With technology — and the business models it enables — evolving in unpredictable ways, leaders cannot simply set a future course and restructure accordingly.
They must stay abreast of the constant changes in their clients’ needs and in the marketplace, and adopt a flexible mindset about changing their course when necessary. A third critical skillset for leaders, therefore, is instilling a learning culture that allows the firm to detect changes and to react nimbly and decisively.
Learning processes, individual mindsets, and cultural norms are all critical underpinnings to a culture that promotes experimentation. Why? Because initial trials are inevitably replete with disappointments, and eventual success is not guaranteed. For example, many law firms are using technology to analyse pricing data, manage caseloads, forecast legal or transactional outcomes, and even decide whether or not to take on a new client. But getting real insights from such analytics is a learning process. The first attempts to build a system for scrutinising any of those decisions nearly always reveal problems with the way a firm’s data has been entered and coded. Rather than point fingers, add up costs, and turn to the next shiny idea, firms need the discipline to learn how to improve from their findings.
That’s why many of the firms that are most effectively adopting such technologies are also investing heavily in training their partners to be better coaches, facilitating the development, learning and performance of one another. In essence, they are using coaching as a tool for their transformation.
At Allen & Overy, the firm’s leaders had also observed that younger associates were demanding deeper and more meaningful support to help them develop professionally, as well as open conversations about development and the opportunity to explore career paths. Former Global Managing Partner David Morley put it like this:
“The average adult has around 10,000 conversations a year (do the math). As a senior leader, roughly 100 of those a year in your professional life will be particularly high value. High value in the sense they will change your life or the life of the person you’re talking to. We want to help you acquire the skills to maximise value from those 100 conversations, unlock previously hidden issues, uncover new options and reveal fresh insights. That resonated. When we introduced the coaching skills training to partners, almost all of them realised they struggled with those uncharted or ‘difficult’ conversations and could readily see they lacked skills.”
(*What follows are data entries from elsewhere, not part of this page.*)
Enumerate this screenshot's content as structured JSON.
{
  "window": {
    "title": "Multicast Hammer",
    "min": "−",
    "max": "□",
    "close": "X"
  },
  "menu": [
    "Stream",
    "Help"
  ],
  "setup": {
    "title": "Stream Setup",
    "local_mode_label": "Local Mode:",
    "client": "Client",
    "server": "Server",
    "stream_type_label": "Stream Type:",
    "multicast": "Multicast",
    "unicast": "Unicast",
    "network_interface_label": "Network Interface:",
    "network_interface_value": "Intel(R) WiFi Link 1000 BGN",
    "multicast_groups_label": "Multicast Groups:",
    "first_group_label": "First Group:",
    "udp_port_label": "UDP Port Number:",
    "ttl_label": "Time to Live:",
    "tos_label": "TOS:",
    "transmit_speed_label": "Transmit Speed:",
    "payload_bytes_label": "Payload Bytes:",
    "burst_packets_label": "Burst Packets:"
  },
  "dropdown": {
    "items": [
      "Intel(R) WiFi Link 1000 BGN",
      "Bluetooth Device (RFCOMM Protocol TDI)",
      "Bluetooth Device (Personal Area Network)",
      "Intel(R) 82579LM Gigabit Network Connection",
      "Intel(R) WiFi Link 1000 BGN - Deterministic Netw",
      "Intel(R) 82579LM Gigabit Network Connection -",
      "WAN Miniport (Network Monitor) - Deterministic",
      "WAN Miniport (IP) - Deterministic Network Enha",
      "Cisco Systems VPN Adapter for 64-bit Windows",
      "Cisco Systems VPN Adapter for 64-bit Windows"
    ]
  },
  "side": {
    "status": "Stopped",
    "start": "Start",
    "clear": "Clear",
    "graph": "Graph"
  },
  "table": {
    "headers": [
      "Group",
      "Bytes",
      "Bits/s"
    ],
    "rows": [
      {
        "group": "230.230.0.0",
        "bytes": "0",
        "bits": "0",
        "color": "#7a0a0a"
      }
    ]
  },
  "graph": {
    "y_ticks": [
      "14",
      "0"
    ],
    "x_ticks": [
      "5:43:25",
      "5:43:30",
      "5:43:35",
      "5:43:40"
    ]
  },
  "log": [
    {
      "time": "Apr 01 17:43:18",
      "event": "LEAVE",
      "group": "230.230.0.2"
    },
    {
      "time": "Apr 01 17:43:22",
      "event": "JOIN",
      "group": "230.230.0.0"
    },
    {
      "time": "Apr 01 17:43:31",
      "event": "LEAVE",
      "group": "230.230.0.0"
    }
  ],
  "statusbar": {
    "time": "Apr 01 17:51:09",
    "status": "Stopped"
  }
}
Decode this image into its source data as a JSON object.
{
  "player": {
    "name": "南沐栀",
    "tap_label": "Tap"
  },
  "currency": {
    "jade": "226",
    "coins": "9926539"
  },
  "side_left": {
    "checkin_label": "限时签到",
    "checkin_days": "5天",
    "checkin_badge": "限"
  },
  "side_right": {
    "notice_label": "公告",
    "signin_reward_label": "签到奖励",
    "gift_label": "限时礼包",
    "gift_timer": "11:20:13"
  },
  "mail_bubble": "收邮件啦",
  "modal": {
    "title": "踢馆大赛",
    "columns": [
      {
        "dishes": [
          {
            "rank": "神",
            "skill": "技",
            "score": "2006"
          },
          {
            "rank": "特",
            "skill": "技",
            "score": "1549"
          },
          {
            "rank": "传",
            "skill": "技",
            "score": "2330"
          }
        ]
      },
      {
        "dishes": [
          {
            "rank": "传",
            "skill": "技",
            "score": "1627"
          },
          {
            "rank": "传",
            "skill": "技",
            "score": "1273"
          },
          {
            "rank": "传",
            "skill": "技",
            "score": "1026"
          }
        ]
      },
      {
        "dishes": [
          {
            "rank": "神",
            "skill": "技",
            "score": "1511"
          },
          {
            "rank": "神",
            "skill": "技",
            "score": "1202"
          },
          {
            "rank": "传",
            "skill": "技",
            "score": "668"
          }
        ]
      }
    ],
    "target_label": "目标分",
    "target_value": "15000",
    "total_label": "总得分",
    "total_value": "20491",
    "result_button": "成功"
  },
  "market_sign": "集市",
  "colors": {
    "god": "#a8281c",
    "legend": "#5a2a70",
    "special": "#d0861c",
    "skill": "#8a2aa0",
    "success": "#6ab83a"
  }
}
At another professional services firm, partners were pleasantly surprised to see that the coaching training the senior team embarked on had a significant bottom line impact on their relations with their clients. As one of the partners put it, people used to dread the inevitable moment when clients would ask for help on big messy problems totally outside their area of expertise:
“Before we really knew how to structure an open conversation, my heart would sink —– we’re experts, people hire us for our answers. But now that we’ve added an expertise on coaching, we have confidence that we can help on any topic they throw at us — because our task is to dig the answer out of them. So we say, ‘Pull up a chair’. So often these conversations, which we all used to dread, have led to us winning the most interesting kinds of new work.”
In one research study we conducted, a law firm reaped an incredible financial return on its investment in this kind of training. For several years in a row, the firm selected between 16 and 20 partners to undergo intensive training to learn how to change the nature of their dialogue by asking open-ended questions and developing ‘honest and informed curiosity’. We used an experimental design to analyse the impact of the training; in essence, we treated the participants as if they were subjects in an experiment, and statistically examined their outcomes relative to a matched set of partners who hadn’t been trained (i.e. the control group). In the few years following training, the subjects significantly and reliably outperformed their peers — often by very large margins. These pilots clearly showed the value of these coaching-style conversations in client settings, which we studied because the outcomes were clear and measurable. Beyond that, we have strong anecdotal evidence that partners trained in those coaching-style skills became far more effective leaders inside the firm. They were also more willing to take and tolerate risks — an essential element of a learning culture.
Here are some concrete steps that leaders can take to foster a learning culture in their law firm: